a) in the case of matters listed in Schedule 6; or
(b) where the accused has evaded the process of the Court.
“After the expiration of ten years from the date on which an offence is alleged to have been committed:
(c) no proceedings shall be instituted for that offence; or
(d) no trial shall commence in respect of that offence except,
(a) in the case of matters listed in Schedule 6;
or (b) where the accused has evaded the process of the Court,
where—(c) proceedings have been instituted;
(d) an accused is committed to stand trial; or
(e) an order is made to put an accused on trial, whether before or after the commencement of this Act, a judge shall, on an application by the accused, discharge the accused and record a verdict of not guilty if the offence is alleged to have been committed on a date that is ten years or more before the date of the application.”
CARLOS JOHN and ISHWAR GALBARANSINGH:
On or about December 24, 1998, in the island of Trinidad and Tobago and elsewhere, being an agent, did corruptly give the sum of 25,000 pounds sterling to Basdeo Panday, an agent, as an inducement or reward for the said Basdeo Panday favouring or forbearing to disfavour the interest of Northern Construction Ltd in relation to its principal business, namely Construction Package 3 at the new terminal development project at Piarco Airport, a matter in which a public body, namely the Airports Authority of Trinidad and Tobago was concerned, contrary to Section 4 (b) of the Prevention of Corruption Act Number 11 of 1987.
BASDEO PANDAY and OMA PANDAY:
On December 30, 1998, did corruptly receive from Carlos John and Ishwar Galbaransingh the sum of 25,000 pounds sterling as an inducement or reward in relation to Construction Package 3 of the new terminal development project at Piarco Airport, a matter in which a public body, namely the Airports Authority of Trinidad and Tobago was concerned, contrary to Section 4 (b) of the Prevention of Corruption Act Number 11 of 1987.
THE CHARGES (March 23,2001)
BRIAN KUEI TUNG, former Finance Minister—(four counts) misbehaviour in public office; (five counts) corruption; (one count) conspiracy to defraud the TT Govt of $7M.
RUSSEL ORLANDO HUGGINS, former National Security Minister—(two counts) corruption; (three counts) aiding and abetting to commit misbehaviour in public office; (one count) misbehaviour in public office; (one count) money laundering.
ISHWAR GALBARANSINGH, businessman and UNC financier—(one count) money laundering; (two counts) corruption; (four counts) aiding and abetting to commit misbehaviour in public office; (one count) conspiracy to defraud TT Govt of $7M.
JOHN HENRY SMITH, CEO Maritime Group of Companies—(three counts) aiding and abetting to commit misbehaviour in public office; (two counts) corruption; (one count) conspiracy to defraud TT Govt of $7M; (one count) misbehaviour in public office; (one count) money laundering .

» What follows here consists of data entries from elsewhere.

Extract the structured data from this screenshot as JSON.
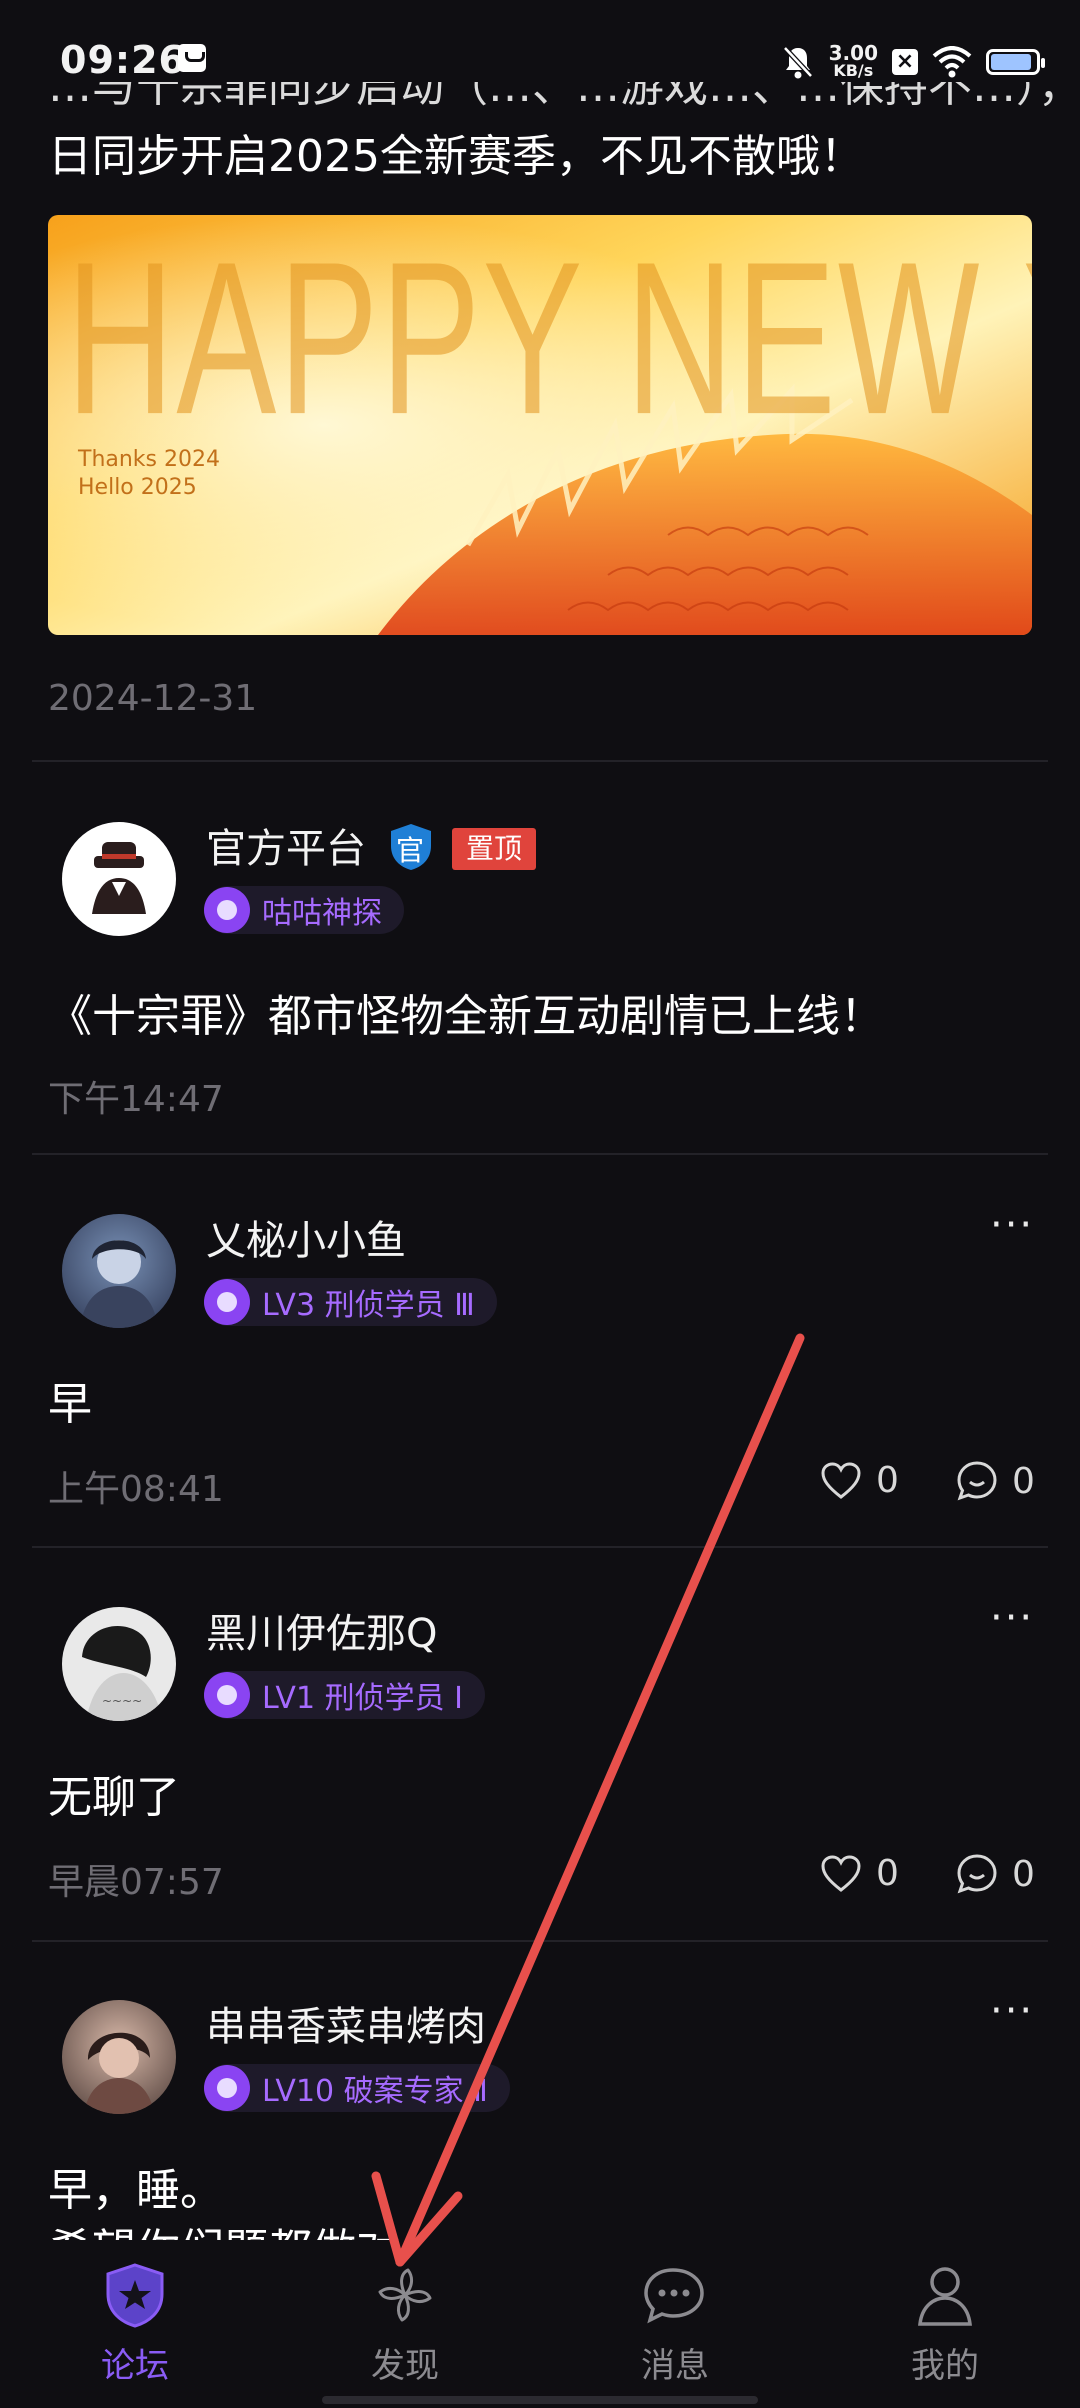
{
  "status_bar": {
    "time": "09:26",
    "speed_value": "3.00",
    "speed_unit": "KB/s",
    "battery_level": 0.84
  },
  "intro": {
    "line1_partial": "…与十宗罪同步启动（…、…游戏…、…保持不…），…",
    "line2": "日同步开启2025全新赛季，不见不散哦！",
    "banner": {
      "title": "HAPPY NEW YEAR",
      "sub1": "Thanks 2024",
      "sub2": "Hello 2025"
    },
    "date": "2024-12-31"
  },
  "posts": [
    {
      "username": "官方平台",
      "official_badge": "官",
      "pinned_label": "置顶",
      "badge": "咕咕神探",
      "text": "《十宗罪》都市怪物全新互动剧情已上线！",
      "time": "下午14:47"
    },
    {
      "username": "乂柲小小鱼",
      "badge": "LV3 刑侦学员 Ⅲ",
      "text": "早",
      "time": "上午08:41",
      "likes": "0",
      "comments": "0"
    },
    {
      "username": "黑川伊佐那Q",
      "badge": "LV1 刑侦学员 Ⅰ",
      "text": "无聊了",
      "time": "早晨07:57",
      "likes": "0",
      "comments": "0"
    },
    {
      "username": "串串香菜串烤肉",
      "badge": "LV10 破案专家 Ⅱ",
      "text": "早，睡。",
      "text2": "希望你们题都做对"
    }
  ],
  "more_symbol": "···",
  "tabs": [
    {
      "label": "论坛",
      "icon": "shield-star-icon",
      "active": true
    },
    {
      "label": "发现",
      "icon": "pinwheel-icon",
      "active": false
    },
    {
      "label": "消息",
      "icon": "chat-bubble-icon",
      "active": false
    },
    {
      "label": "我的",
      "icon": "person-icon",
      "active": false
    }
  ],
  "colors": {
    "background": "#0f0e12",
    "accent": "#8a5cf5",
    "badge_text": "#a66bff",
    "pin_red": "#e0443c",
    "arrow_red": "#e8504c"
  }
}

RENEE PIERRE, companion of Brian Kuei Tung—(one count) aiding and abetting to commit misbehaviour in public office; (one count) conspiracy to defraud TT Government of $7M; (two counts) corruption.
AMRITH MAHARAJ, Chief Corporate Secretary Northern Construction—(four counts) aiding and abetting Brian Kuei Tung to commit misbehaviour in public office; (one count) money laundering; (two counts) corruption; (one count) conspiracy to defraud TT Govt of $7M.